:: Web page and app entries ::
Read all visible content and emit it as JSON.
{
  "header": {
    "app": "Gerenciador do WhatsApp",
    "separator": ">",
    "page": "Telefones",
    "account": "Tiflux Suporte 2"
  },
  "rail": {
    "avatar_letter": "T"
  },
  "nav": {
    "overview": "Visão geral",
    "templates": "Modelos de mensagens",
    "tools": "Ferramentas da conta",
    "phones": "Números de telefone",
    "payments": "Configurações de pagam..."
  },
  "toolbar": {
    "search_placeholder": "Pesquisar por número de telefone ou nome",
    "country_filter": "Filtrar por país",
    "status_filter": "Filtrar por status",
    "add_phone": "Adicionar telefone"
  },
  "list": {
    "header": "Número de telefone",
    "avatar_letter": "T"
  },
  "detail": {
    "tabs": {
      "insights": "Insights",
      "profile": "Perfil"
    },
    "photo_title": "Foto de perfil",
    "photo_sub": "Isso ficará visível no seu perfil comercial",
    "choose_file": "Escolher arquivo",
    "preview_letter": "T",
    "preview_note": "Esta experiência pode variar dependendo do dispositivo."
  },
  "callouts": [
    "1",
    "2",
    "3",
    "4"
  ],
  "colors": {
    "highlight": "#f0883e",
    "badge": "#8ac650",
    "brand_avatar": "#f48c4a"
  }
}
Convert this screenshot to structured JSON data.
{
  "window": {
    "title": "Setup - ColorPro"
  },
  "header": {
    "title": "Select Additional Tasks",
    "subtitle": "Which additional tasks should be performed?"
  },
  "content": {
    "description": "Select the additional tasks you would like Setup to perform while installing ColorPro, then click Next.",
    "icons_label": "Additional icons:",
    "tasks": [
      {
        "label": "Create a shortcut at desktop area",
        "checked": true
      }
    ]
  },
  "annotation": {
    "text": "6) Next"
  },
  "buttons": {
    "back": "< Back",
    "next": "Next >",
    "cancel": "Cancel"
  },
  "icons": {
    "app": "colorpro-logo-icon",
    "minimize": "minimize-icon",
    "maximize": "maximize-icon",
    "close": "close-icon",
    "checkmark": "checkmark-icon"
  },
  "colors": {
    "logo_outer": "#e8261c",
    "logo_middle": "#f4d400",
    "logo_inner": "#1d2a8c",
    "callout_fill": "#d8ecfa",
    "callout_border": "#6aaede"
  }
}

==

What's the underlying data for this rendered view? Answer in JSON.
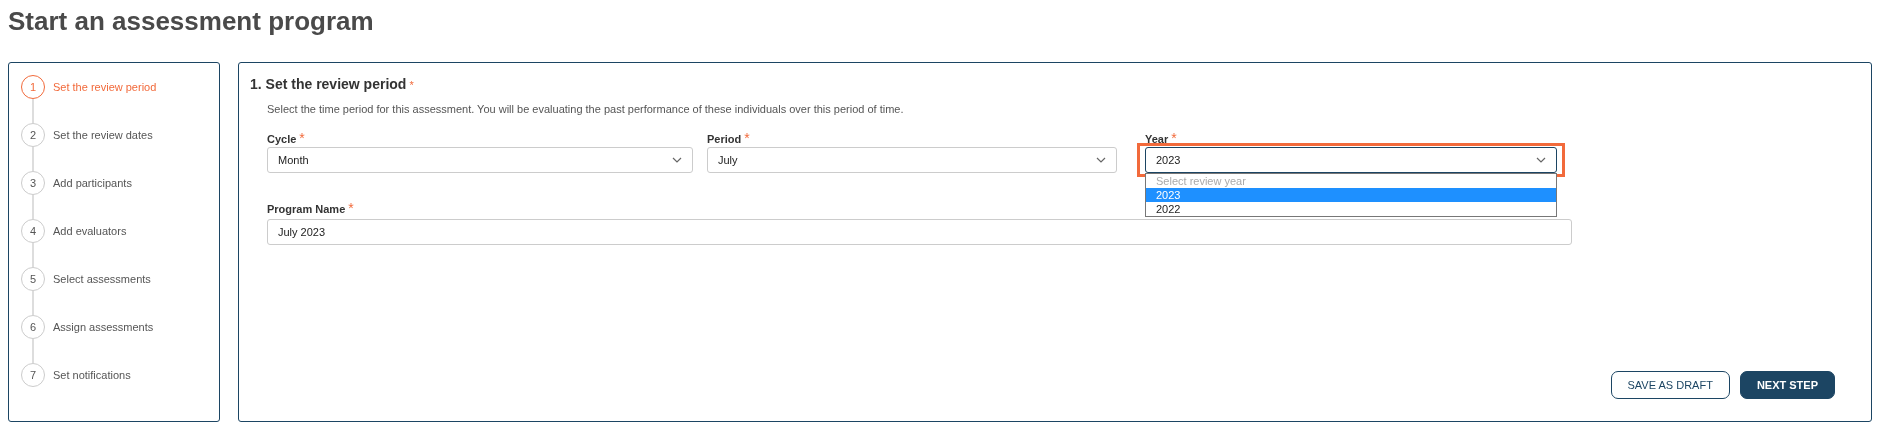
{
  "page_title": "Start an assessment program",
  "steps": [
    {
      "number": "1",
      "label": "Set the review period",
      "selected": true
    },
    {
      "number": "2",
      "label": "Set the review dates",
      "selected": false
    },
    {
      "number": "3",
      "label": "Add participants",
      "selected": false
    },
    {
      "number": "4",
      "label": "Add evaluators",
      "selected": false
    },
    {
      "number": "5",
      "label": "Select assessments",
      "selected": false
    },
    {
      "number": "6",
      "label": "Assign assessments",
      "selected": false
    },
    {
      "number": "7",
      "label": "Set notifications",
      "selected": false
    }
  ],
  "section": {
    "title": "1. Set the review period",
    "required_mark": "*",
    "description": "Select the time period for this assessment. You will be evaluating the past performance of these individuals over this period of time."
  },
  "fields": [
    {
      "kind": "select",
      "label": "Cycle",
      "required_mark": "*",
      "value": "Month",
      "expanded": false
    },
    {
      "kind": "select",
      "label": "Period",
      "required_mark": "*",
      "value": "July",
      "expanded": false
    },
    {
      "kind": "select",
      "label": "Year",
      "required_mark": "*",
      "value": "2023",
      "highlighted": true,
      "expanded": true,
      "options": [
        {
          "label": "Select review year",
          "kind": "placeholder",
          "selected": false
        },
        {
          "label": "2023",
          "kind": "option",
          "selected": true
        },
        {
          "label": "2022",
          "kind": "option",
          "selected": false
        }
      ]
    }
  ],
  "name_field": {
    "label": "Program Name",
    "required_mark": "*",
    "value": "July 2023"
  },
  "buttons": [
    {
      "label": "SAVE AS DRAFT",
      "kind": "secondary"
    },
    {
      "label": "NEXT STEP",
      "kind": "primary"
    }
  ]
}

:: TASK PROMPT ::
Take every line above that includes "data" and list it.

:: ANSWER AREA ::
Convert this screenshot to structured JSON data.
What's the underlying data for this rendered view? Answer in JSON.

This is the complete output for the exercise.